* _Exercise description_: Your output should consist of the data, copied exactly.
====
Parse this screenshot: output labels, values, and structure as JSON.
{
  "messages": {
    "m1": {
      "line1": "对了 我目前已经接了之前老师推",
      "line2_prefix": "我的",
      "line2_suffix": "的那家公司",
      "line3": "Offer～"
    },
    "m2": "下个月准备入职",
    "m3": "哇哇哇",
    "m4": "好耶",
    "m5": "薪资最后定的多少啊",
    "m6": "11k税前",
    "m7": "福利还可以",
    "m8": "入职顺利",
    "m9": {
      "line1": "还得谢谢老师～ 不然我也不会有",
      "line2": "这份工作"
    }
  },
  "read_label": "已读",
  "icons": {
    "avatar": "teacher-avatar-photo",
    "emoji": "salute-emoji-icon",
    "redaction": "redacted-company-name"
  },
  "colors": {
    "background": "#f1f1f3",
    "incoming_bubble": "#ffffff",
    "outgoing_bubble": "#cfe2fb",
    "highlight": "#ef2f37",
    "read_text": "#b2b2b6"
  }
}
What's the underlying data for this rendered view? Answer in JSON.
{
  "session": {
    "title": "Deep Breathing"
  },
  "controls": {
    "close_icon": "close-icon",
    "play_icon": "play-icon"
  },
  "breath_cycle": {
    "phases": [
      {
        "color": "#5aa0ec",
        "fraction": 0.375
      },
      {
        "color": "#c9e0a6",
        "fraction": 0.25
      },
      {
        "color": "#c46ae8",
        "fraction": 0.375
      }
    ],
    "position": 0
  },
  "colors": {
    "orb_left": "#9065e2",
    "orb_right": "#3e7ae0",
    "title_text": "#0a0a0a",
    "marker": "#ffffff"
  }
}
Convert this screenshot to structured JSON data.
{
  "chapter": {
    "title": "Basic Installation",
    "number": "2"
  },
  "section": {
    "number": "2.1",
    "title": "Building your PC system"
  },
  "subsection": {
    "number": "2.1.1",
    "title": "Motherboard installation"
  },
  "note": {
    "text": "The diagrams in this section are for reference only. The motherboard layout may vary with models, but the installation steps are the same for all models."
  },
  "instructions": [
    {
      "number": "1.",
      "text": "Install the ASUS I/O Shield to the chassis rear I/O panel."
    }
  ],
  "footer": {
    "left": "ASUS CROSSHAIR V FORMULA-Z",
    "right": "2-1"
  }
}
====
* _Response to the exercise_:
Parse this screenshot: output labels, values, and structure as JSON.
{
  "messages": {
    "m1": {
      "line1": "对了 我目前已经接了之前老师推",
      "line2_prefix": "我的",
      "line2_suffix": "的那家公司",
      "line3": "Offer～"
    },
    "m2": "下个月准备入职",
    "m3": "哇哇哇",
    "m4": "好耶",
    "m5": "薪资最后定的多少啊",
    "m6": "11k税前",
    "m7": "福利还可以",
    "m8": "入职顺利",
    "m9": {
      "line1": "还得谢谢老师～ 不然我也不会有",
      "line2": "这份工作"
    }
  },
  "read_label": "已读",
  "icons": {
    "avatar": "teacher-avatar-photo",
    "emoji": "salute-emoji-icon",
    "redaction": "redacted-company-name"
  },
  "colors": {
    "background": "#f1f1f3",
    "incoming_bubble": "#ffffff",
    "outgoing_bubble": "#cfe2fb",
    "highlight": "#ef2f37",
    "read_text": "#b2b2b6"
  }
}
What's the underlying data for this rendered view? Answer in JSON.
{
  "session": {
    "title": "Deep Breathing"
  },
  "controls": {
    "close_icon": "close-icon",
    "play_icon": "play-icon"
  },
  "breath_cycle": {
    "phases": [
      {
        "color": "#5aa0ec",
        "fraction": 0.375
      },
      {
        "color": "#c9e0a6",
        "fraction": 0.25
      },
      {
        "color": "#c46ae8",
        "fraction": 0.375
      }
    ],
    "position": 0
  },
  "colors": {
    "orb_left": "#9065e2",
    "orb_right": "#3e7ae0",
    "title_text": "#0a0a0a",
    "marker": "#ffffff"
  }
}
Convert this screenshot to structured JSON data.
{
  "chapter": {
    "title": "Basic Installation",
    "number": "2"
  },
  "section": {
    "number": "2.1",
    "title": "Building your PC system"
  },
  "subsection": {
    "number": "2.1.1",
    "title": "Motherboard installation"
  },
  "note": {
    "text": "The diagrams in this section are for reference only. The motherboard layout may vary with models, but the installation steps are the same for all models."
  },
  "instructions": [
    {
      "number": "1.",
      "text": "Install the ASUS I/O Shield to the chassis rear I/O panel."
    }
  ],
  "footer": {
    "left": "ASUS CROSSHAIR V FORMULA-Z",
    "right": "2-1"
  }
}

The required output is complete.